§ TASK REQUIREMENTS
Find and copy each line of the records where the string "https" shows up.

§ SOURCE INFORMATION
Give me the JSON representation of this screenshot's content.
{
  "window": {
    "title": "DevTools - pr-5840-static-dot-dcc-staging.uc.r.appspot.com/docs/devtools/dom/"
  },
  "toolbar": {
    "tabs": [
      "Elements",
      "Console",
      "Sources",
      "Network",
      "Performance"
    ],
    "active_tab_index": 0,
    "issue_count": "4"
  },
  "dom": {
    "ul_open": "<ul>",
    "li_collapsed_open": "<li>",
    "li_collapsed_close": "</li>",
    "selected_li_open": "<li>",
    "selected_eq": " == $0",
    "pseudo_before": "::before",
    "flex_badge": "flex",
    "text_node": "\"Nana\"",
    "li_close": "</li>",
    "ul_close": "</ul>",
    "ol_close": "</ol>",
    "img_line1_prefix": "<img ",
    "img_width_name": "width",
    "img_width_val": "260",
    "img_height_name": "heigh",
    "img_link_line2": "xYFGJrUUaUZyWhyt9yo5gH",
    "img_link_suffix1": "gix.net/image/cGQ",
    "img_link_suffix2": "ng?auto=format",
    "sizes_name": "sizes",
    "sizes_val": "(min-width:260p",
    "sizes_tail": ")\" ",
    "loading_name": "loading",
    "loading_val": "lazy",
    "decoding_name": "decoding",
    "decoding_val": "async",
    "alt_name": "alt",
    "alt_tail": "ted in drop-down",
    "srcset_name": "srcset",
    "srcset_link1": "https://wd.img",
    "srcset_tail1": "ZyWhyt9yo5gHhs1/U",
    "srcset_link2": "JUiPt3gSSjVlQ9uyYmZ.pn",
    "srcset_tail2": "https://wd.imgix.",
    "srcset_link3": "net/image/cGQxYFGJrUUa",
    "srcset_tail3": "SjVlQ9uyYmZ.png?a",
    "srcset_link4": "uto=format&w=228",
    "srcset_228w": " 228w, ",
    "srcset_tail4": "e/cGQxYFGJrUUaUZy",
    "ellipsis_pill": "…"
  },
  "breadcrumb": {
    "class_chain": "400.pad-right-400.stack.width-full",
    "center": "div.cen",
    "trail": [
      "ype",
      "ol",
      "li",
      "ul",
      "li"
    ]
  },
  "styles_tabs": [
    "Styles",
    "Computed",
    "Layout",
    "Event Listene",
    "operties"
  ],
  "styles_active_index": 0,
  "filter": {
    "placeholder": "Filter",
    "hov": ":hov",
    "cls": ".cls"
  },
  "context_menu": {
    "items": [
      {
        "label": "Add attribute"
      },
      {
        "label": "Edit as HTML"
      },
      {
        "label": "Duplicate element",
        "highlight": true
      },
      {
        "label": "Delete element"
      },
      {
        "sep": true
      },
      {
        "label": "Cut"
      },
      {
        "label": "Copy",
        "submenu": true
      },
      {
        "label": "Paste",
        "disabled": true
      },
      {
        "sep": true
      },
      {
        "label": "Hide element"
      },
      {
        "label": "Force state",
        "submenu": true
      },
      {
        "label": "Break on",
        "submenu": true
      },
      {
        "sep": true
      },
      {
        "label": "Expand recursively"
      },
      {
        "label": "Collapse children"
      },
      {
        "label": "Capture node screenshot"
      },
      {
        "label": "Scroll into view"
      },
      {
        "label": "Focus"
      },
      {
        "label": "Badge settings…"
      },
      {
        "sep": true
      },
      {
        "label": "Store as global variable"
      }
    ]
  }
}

§ WRITTEN ANSWER
    "srcset_link1": "https://wd.img",
    "srcset_tail2": "https://wd.imgix.",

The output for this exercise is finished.